- Records shown

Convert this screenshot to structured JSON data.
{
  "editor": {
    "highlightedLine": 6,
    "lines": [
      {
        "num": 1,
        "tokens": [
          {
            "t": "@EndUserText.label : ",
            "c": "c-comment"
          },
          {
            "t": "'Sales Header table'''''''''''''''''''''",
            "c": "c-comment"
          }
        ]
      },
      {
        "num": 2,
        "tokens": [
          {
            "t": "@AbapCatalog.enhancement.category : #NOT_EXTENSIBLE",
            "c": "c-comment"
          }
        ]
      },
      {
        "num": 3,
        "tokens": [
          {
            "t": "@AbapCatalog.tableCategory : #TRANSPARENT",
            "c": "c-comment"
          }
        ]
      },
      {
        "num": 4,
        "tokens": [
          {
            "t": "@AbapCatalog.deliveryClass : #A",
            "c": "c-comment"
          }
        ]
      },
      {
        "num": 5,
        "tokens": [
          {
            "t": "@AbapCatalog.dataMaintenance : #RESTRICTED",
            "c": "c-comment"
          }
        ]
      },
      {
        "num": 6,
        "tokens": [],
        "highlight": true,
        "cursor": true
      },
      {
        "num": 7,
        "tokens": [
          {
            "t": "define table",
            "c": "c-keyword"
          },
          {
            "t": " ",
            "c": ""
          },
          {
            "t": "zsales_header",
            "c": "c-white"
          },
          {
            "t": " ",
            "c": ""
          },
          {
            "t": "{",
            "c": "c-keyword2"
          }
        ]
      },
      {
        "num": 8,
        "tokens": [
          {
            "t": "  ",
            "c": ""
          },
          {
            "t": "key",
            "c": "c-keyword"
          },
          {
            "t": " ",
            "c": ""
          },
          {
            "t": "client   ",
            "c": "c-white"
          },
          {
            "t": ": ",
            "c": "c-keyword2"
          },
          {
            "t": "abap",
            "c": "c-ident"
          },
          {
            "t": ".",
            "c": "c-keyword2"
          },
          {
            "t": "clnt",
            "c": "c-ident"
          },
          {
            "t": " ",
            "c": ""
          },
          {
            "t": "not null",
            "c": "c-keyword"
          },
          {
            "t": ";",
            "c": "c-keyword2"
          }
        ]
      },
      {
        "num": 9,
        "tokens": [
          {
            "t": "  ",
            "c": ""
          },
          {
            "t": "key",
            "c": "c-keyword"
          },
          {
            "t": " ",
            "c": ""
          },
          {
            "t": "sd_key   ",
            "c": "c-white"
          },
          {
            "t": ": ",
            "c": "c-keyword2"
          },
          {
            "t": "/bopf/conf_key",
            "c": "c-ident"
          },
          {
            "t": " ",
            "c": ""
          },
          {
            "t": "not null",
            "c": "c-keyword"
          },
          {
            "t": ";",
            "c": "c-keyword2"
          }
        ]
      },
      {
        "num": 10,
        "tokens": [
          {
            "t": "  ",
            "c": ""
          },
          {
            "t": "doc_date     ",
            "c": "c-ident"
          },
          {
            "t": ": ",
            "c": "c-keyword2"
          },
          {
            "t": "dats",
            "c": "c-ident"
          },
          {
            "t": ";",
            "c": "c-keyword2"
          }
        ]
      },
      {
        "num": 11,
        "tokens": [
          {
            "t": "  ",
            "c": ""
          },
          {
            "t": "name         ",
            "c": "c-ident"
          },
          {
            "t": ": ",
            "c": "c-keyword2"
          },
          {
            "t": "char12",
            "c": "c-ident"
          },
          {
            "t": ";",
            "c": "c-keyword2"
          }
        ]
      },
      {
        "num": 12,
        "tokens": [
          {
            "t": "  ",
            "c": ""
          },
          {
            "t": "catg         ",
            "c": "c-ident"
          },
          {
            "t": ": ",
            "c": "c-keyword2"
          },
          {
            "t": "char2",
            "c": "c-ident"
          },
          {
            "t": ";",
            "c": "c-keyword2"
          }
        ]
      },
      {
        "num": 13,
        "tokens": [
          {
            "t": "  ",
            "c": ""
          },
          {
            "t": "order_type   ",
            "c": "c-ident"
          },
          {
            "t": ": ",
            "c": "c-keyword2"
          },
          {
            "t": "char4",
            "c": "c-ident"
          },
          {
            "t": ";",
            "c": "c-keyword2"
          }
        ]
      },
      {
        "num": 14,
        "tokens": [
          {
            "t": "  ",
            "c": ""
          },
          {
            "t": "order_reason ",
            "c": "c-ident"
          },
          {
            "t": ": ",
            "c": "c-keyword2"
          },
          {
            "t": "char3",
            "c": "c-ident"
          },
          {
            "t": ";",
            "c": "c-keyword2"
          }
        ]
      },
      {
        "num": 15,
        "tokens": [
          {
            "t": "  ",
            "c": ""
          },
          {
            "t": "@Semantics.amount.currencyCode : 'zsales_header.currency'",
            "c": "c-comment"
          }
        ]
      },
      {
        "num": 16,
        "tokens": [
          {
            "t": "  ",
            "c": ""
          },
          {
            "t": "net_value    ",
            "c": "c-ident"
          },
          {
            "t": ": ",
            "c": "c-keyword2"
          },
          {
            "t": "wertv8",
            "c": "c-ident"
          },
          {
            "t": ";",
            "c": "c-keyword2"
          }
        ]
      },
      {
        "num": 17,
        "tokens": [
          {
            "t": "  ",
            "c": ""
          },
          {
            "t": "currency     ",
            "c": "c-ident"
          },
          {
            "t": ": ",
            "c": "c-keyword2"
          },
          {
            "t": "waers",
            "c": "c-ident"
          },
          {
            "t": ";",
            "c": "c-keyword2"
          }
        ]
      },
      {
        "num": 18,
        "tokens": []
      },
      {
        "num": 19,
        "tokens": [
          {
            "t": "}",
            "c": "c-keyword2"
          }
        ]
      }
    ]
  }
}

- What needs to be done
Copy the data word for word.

- Your solution
Convert this screenshot to structured JSON data.
{
  "editor": {
    "highlightedLine": 6,
    "lines": [
      {
        "num": 1,
        "tokens": [
          {
            "t": "@EndUserText.label : ",
            "c": "c-comment"
          },
          {
            "t": "'Sales Header table'''''''''''''''''''''",
            "c": "c-comment"
          }
        ]
      },
      {
        "num": 2,
        "tokens": [
          {
            "t": "@AbapCatalog.enhancement.category : #NOT_EXTENSIBLE",
            "c": "c-comment"
          }
        ]
      },
      {
        "num": 3,
        "tokens": [
          {
            "t": "@AbapCatalog.tableCategory : #TRANSPARENT",
            "c": "c-comment"
          }
        ]
      },
      {
        "num": 4,
        "tokens": [
          {
            "t": "@AbapCatalog.deliveryClass : #A",
            "c": "c-comment"
          }
        ]
      },
      {
        "num": 5,
        "tokens": [
          {
            "t": "@AbapCatalog.dataMaintenance : #RESTRICTED",
            "c": "c-comment"
          }
        ]
      },
      {
        "num": 6,
        "tokens": [],
        "highlight": true,
        "cursor": true
      },
      {
        "num": 7,
        "tokens": [
          {
            "t": "define table",
            "c": "c-keyword"
          },
          {
            "t": " ",
            "c": ""
          },
          {
            "t": "zsales_header",
            "c": "c-white"
          },
          {
            "t": " ",
            "c": ""
          },
          {
            "t": "{",
            "c": "c-keyword2"
          }
        ]
      },
      {
        "num": 8,
        "tokens": [
          {
            "t": "  ",
            "c": ""
          },
          {
            "t": "key",
            "c": "c-keyword"
          },
          {
            "t": " ",
            "c": ""
          },
          {
            "t": "client   ",
            "c": "c-white"
          },
          {
            "t": ": ",
            "c": "c-keyword2"
          },
          {
            "t": "abap",
            "c": "c-ident"
          },
          {
            "t": ".",
            "c": "c-keyword2"
          },
          {
            "t": "clnt",
            "c": "c-ident"
          },
          {
            "t": " ",
            "c": ""
          },
          {
            "t": "not null",
            "c": "c-keyword"
          },
          {
            "t": ";",
            "c": "c-keyword2"
          }
        ]
      },
      {
        "num": 9,
        "tokens": [
          {
            "t": "  ",
            "c": ""
          },
          {
            "t": "key",
            "c": "c-keyword"
          },
          {
            "t": " ",
            "c": ""
          },
          {
            "t": "sd_key   ",
            "c": "c-white"
          },
          {
            "t": ": ",
            "c": "c-keyword2"
          },
          {
            "t": "/bopf/conf_key",
            "c": "c-ident"
          },
          {
            "t": " ",
            "c": ""
          },
          {
            "t": "not null",
            "c": "c-keyword"
          },
          {
            "t": ";",
            "c": "c-keyword2"
          }
        ]
      },
      {
        "num": 10,
        "tokens": [
          {
            "t": "  ",
            "c": ""
          },
          {
            "t": "doc_date     ",
            "c": "c-ident"
          },
          {
            "t": ": ",
            "c": "c-keyword2"
          },
          {
            "t": "dats",
            "c": "c-ident"
          },
          {
            "t": ";",
            "c": "c-keyword2"
          }
        ]
      },
      {
        "num": 11,
        "tokens": [
          {
            "t": "  ",
            "c": ""
          },
          {
            "t": "name         ",
            "c": "c-ident"
          },
          {
            "t": ": ",
            "c": "c-keyword2"
          },
          {
            "t": "char12",
            "c": "c-ident"
          },
          {
            "t": ";",
            "c": "c-keyword2"
          }
        ]
      },
      {
        "num": 12,
        "tokens": [
          {
            "t": "  ",
            "c": ""
          },
          {
            "t": "catg         ",
            "c": "c-ident"
          },
          {
            "t": ": ",
            "c": "c-keyword2"
          },
          {
            "t": "char2",
            "c": "c-ident"
          },
          {
            "t": ";",
            "c": "c-keyword2"
          }
        ]
      },
      {
        "num": 13,
        "tokens": [
          {
            "t": "  ",
            "c": ""
          },
          {
            "t": "order_type   ",
            "c": "c-ident"
          },
          {
            "t": ": ",
            "c": "c-keyword2"
          },
          {
            "t": "char4",
            "c": "c-ident"
          },
          {
            "t": ";",
            "c": "c-keyword2"
          }
        ]
      },
      {
        "num": 14,
        "tokens": [
          {
            "t": "  ",
            "c": ""
          },
          {
            "t": "order_reason ",
            "c": "c-ident"
          },
          {
            "t": ": ",
            "c": "c-keyword2"
          },
          {
            "t": "char3",
            "c": "c-ident"
          },
          {
            "t": ";",
            "c": "c-keyword2"
          }
        ]
      },
      {
        "num": 15,
        "tokens": [
          {
            "t": "  ",
            "c": ""
          },
          {
            "t": "@Semantics.amount.currencyCode : 'zsales_header.currency'",
            "c": "c-comment"
          }
        ]
      },
      {
        "num": 16,
        "tokens": [
          {
            "t": "  ",
            "c": ""
          },
          {
            "t": "net_value    ",
            "c": "c-ident"
          },
          {
            "t": ": ",
            "c": "c-keyword2"
          },
          {
            "t": "wertv8",
            "c": "c-ident"
          },
          {
            "t": ";",
            "c": "c-keyword2"
          }
        ]
      },
      {
        "num": 17,
        "tokens": [
          {
            "t": "  ",
            "c": ""
          },
          {
            "t": "currency     ",
            "c": "c-ident"
          },
          {
            "t": ": ",
            "c": "c-keyword2"
          },
          {
            "t": "waers",
            "c": "c-ident"
          },
          {
            "t": ";",
            "c": "c-keyword2"
          }
        ]
      },
      {
        "num": 18,
        "tokens": []
      },
      {
        "num": 19,
        "tokens": [
          {
            "t": "}",
            "c": "c-keyword2"
          }
        ]
      }
    ]
  }
}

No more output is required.